Top of Given information

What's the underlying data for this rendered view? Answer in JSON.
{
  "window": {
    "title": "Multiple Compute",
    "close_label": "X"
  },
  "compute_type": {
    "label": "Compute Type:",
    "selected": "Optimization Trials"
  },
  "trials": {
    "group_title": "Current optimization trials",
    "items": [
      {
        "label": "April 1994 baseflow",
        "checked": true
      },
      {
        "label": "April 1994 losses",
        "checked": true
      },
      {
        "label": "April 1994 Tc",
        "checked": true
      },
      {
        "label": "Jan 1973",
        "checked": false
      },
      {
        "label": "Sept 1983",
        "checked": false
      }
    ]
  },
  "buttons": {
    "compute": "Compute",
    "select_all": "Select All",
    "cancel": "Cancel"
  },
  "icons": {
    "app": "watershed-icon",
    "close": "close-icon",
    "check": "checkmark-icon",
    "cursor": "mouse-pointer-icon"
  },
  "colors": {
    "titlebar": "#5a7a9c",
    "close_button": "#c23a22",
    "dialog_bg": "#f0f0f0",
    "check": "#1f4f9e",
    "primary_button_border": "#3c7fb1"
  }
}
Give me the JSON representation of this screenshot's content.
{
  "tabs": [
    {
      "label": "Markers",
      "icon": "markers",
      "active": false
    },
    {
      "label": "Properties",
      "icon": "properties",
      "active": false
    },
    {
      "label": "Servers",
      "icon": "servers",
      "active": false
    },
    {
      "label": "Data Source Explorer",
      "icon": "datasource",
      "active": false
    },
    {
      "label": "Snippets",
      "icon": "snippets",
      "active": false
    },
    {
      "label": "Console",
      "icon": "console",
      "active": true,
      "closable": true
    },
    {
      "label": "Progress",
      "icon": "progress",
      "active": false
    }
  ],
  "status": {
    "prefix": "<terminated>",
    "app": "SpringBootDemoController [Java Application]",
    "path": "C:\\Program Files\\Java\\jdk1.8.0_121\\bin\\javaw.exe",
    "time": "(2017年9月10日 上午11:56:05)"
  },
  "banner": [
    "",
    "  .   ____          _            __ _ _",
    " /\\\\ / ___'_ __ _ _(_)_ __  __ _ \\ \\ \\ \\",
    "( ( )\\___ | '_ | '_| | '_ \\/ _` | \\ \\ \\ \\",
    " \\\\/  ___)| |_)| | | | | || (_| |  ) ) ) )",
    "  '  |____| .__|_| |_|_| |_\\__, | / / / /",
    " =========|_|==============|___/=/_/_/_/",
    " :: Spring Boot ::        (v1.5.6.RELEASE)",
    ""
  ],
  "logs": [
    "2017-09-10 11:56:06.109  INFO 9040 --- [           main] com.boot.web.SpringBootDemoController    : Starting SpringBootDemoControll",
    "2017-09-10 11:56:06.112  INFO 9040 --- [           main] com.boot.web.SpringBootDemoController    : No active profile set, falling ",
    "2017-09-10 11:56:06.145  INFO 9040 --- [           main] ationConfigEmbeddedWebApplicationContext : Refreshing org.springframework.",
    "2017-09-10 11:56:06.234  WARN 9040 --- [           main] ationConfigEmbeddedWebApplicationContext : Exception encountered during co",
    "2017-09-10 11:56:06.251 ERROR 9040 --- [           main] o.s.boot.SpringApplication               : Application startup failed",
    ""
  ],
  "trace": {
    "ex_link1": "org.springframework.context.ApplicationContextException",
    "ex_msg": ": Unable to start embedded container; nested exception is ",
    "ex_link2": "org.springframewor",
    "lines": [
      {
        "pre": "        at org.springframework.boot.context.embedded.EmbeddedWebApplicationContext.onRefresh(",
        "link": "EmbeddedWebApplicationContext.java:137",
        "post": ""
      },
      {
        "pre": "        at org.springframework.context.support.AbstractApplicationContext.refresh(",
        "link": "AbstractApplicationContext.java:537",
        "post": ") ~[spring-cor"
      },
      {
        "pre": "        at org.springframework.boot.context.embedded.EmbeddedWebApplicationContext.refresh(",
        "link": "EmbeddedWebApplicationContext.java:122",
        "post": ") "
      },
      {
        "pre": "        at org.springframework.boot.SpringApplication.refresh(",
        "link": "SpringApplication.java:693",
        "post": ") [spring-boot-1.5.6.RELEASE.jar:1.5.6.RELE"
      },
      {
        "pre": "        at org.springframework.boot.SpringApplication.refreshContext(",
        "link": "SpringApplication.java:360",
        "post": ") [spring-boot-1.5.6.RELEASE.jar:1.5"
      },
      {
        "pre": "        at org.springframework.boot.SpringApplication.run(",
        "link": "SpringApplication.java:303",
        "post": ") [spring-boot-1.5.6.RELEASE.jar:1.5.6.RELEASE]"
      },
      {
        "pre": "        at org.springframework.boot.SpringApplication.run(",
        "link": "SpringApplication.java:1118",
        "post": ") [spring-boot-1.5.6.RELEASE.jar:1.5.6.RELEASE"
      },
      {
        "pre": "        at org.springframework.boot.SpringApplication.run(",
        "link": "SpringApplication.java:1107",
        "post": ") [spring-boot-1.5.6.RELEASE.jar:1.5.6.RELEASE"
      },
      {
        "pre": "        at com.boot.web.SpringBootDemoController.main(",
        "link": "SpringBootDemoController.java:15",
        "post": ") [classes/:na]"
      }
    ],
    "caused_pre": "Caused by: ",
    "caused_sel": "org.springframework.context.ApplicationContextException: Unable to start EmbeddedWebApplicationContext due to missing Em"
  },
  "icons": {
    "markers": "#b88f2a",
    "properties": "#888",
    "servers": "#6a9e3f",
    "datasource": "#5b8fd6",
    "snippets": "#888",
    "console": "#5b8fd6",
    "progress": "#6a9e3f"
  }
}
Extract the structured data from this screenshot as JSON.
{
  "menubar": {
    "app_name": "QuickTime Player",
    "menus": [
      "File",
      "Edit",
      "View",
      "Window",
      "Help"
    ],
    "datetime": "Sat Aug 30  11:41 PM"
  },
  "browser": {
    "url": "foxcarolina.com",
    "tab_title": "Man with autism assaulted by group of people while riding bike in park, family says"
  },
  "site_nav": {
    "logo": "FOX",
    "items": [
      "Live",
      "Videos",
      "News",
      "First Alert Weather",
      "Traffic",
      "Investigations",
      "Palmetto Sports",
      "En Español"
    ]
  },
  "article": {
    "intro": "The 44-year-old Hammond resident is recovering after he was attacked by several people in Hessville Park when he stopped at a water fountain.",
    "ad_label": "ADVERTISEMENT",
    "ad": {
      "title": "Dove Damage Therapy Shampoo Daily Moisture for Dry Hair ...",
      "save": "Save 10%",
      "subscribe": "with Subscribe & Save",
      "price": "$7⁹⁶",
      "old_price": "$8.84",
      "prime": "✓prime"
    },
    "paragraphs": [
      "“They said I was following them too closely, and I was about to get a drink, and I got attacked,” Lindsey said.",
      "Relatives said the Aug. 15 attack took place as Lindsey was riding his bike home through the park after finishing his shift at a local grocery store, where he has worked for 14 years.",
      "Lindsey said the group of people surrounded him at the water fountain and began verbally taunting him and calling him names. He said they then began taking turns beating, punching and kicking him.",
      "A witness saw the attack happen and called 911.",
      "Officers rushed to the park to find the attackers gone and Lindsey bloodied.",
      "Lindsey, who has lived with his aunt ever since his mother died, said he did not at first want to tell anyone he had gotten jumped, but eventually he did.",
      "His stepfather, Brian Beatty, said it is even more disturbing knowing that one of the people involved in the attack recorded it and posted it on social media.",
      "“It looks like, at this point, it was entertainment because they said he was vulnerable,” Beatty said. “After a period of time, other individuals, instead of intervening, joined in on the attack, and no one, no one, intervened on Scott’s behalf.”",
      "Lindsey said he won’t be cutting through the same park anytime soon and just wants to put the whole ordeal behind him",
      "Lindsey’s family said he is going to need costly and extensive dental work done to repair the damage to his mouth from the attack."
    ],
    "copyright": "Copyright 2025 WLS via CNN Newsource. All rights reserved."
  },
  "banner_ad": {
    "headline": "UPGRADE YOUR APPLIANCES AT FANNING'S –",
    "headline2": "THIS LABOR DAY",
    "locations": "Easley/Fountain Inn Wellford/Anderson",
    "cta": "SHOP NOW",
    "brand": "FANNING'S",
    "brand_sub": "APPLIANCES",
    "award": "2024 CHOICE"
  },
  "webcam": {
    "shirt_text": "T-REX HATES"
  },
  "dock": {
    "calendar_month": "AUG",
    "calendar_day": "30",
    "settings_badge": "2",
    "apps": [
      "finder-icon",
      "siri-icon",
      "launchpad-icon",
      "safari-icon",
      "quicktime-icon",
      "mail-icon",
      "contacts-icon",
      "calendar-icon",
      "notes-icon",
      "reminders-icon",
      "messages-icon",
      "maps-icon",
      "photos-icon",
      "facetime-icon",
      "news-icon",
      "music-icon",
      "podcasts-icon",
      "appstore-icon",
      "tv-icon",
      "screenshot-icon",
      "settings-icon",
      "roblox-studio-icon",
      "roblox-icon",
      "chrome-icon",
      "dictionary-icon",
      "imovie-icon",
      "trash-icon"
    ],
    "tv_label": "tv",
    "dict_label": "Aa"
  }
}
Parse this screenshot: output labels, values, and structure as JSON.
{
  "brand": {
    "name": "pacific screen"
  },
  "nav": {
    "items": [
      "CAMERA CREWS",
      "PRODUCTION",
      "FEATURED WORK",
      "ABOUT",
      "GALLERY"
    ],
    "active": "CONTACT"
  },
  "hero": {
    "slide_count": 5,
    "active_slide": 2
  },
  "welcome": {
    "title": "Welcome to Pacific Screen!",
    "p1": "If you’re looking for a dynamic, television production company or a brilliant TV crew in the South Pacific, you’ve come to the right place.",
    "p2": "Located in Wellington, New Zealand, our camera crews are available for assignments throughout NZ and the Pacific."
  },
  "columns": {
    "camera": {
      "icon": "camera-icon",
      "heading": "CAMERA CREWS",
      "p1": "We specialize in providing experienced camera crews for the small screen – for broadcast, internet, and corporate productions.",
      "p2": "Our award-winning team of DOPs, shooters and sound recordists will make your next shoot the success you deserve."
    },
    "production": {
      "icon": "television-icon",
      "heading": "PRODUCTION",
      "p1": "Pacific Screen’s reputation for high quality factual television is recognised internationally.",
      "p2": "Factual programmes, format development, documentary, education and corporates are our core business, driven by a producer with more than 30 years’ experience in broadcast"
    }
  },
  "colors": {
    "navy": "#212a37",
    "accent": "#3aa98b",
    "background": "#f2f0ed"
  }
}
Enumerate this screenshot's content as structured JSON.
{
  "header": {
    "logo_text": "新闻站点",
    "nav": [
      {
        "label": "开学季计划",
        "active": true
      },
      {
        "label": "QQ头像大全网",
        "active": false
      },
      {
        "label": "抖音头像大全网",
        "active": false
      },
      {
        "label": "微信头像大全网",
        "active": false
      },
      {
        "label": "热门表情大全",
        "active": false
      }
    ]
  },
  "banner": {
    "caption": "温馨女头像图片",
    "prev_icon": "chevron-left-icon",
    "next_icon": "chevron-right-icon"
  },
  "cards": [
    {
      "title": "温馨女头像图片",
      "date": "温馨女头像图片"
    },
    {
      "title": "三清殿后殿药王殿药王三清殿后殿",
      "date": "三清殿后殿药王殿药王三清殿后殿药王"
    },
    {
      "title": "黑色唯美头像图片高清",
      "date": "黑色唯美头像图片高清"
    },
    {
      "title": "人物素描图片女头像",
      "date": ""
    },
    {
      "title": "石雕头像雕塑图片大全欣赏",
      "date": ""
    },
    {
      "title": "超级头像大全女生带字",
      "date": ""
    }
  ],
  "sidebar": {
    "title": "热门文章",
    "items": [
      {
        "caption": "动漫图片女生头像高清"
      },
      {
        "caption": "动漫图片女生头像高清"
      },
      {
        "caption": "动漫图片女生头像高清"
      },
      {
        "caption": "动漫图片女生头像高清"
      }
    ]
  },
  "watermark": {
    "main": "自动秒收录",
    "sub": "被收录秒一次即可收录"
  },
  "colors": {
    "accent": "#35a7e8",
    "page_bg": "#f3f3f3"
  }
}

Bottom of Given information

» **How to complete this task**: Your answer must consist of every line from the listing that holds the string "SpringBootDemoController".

» **Result of the task**:
    "app": "SpringBootDemoController [Java Application]",
    "2017-09-10 11:56:06.109  INFO 9040 --- [           main] com.boot.web.SpringBootDemoController    : Starting SpringBootDemoControll",
    "2017-09-10 11:56:06.112  INFO 9040 --- [           main] com.boot.web.SpringBootDemoController    : No active profile set, falling ",
        "pre": "        at com.boot.web.SpringBootDemoController.main(",
        "link": "SpringBootDemoController.java:15",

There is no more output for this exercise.